Work instructions >> Because the listing below is to be kept intact, restate all of it word for word.

Provided records >>
------------

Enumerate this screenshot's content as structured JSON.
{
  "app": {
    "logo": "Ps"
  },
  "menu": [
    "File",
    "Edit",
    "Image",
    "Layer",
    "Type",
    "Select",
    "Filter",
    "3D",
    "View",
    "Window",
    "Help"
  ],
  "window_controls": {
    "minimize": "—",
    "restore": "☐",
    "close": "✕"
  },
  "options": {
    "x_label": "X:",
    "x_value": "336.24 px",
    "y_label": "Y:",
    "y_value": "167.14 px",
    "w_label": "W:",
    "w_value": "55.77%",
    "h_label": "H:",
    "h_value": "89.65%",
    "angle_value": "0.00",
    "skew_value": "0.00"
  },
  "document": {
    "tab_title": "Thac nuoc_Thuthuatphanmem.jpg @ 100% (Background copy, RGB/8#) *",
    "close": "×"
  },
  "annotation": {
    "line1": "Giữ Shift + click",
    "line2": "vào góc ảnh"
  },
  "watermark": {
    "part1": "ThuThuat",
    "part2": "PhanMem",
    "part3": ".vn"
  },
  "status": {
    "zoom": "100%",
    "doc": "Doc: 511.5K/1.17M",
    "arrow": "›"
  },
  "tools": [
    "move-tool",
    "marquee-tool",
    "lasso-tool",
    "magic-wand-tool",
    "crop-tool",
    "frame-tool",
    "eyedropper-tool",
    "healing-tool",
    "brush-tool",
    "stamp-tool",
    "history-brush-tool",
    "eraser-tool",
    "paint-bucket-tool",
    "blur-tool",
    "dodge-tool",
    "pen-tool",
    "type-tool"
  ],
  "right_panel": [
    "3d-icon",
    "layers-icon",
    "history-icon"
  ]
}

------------

Result >>
Enumerate this screenshot's content as structured JSON.
{
  "app": {
    "logo": "Ps"
  },
  "menu": [
    "File",
    "Edit",
    "Image",
    "Layer",
    "Type",
    "Select",
    "Filter",
    "3D",
    "View",
    "Window",
    "Help"
  ],
  "window_controls": {
    "minimize": "—",
    "restore": "☐",
    "close": "✕"
  },
  "options": {
    "x_label": "X:",
    "x_value": "336.24 px",
    "y_label": "Y:",
    "y_value": "167.14 px",
    "w_label": "W:",
    "w_value": "55.77%",
    "h_label": "H:",
    "h_value": "89.65%",
    "angle_value": "0.00",
    "skew_value": "0.00"
  },
  "document": {
    "tab_title": "Thac nuoc_Thuthuatphanmem.jpg @ 100% (Background copy, RGB/8#) *",
    "close": "×"
  },
  "annotation": {
    "line1": "Giữ Shift + click",
    "line2": "vào góc ảnh"
  },
  "watermark": {
    "part1": "ThuThuat",
    "part2": "PhanMem",
    "part3": ".vn"
  },
  "status": {
    "zoom": "100%",
    "doc": "Doc: 511.5K/1.17M",
    "arrow": "›"
  },
  "tools": [
    "move-tool",
    "marquee-tool",
    "lasso-tool",
    "magic-wand-tool",
    "crop-tool",
    "frame-tool",
    "eyedropper-tool",
    "healing-tool",
    "brush-tool",
    "stamp-tool",
    "history-brush-tool",
    "eraser-tool",
    "paint-bucket-tool",
    "blur-tool",
    "dodge-tool",
    "pen-tool",
    "type-tool"
  ],
  "right_panel": [
    "3d-icon",
    "layers-icon",
    "history-icon"
  ]
}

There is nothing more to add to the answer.